To which I can now add (because it didn't occur to me when I was talking to the reporter yesterday, that what all these fusion researchers are building amounts to "a star in a jar."
Which begs the obvious question, the conundrum that faces all fusion research: "How do you bottle a star?" In other words, how do you contain a reaction that is as hot as the sun without either destroying the container or extinguishing the reaction? I think that is the central challenge of the whole fusion experience. Whether or not it will ever produce useful industrial energy, that remains entirely debatable.
I am also pleased to read this remark from Stan Milora, the director of Fusion research at Oak Ridge Nat'l Laboratory:
Milora says that while Suppes' experiments may be amateur because they are smaller and less complex, they can be more efficient than the massive projects funded by national governments.

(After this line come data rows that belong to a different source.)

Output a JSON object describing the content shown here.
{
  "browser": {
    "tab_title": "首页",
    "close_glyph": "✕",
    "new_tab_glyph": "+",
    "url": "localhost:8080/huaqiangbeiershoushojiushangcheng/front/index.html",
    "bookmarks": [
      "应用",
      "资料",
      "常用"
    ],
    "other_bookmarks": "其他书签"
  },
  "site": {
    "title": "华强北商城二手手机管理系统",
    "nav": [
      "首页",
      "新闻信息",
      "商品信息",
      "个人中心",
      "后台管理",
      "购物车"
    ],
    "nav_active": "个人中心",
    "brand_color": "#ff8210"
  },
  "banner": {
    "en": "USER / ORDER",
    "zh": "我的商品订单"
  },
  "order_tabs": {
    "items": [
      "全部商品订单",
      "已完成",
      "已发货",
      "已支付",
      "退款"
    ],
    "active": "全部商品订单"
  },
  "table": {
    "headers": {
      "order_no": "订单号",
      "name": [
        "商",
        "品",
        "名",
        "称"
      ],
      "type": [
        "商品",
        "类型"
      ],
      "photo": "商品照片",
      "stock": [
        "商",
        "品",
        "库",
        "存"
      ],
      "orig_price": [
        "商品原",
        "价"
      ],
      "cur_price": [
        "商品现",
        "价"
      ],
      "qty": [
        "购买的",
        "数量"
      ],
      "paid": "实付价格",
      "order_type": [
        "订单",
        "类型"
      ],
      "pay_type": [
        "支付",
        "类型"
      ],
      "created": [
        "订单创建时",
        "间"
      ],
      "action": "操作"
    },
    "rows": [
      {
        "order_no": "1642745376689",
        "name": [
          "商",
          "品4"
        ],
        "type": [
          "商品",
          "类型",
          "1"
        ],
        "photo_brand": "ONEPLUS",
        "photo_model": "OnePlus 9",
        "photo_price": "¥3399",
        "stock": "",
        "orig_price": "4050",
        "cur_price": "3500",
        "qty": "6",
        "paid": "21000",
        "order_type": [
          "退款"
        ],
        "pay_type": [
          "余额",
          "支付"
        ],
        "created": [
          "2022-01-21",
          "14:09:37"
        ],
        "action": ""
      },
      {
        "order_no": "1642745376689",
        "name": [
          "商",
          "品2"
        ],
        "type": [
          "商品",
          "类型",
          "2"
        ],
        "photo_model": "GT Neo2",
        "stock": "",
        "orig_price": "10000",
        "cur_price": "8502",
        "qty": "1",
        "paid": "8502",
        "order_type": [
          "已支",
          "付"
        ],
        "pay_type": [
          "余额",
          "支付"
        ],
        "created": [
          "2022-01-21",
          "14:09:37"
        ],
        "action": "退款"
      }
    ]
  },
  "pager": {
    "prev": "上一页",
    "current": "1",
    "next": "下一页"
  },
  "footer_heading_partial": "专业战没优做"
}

I think that's a point that we've stressed at Fusor.net from the very beginning: that, dollar for dollar, the results achieved in the basements and garages around the world by members of this site for thousands of dollars are equal in many respects to the results attained by large-scale, institutional and government-sponsored experiments costing millions, hundreds of millions, and now even multi-billions of dollars.
It is this notion that success can only become by throwing large sums of money at a problem that the work represented by this site fundamentally challenges.
If indeed fusion is ever to produce useful energy, I think the activity and discussion found here demonstrates that that "holy grail" as the press likes to call it is just as likely to be found at a grass-roots level than it will be found under a mountainous pile of cash.
But then, maybe the press is unwittingly right using such expressions as "Holy Grail." Last I read, other than fiction, we're still looking for that,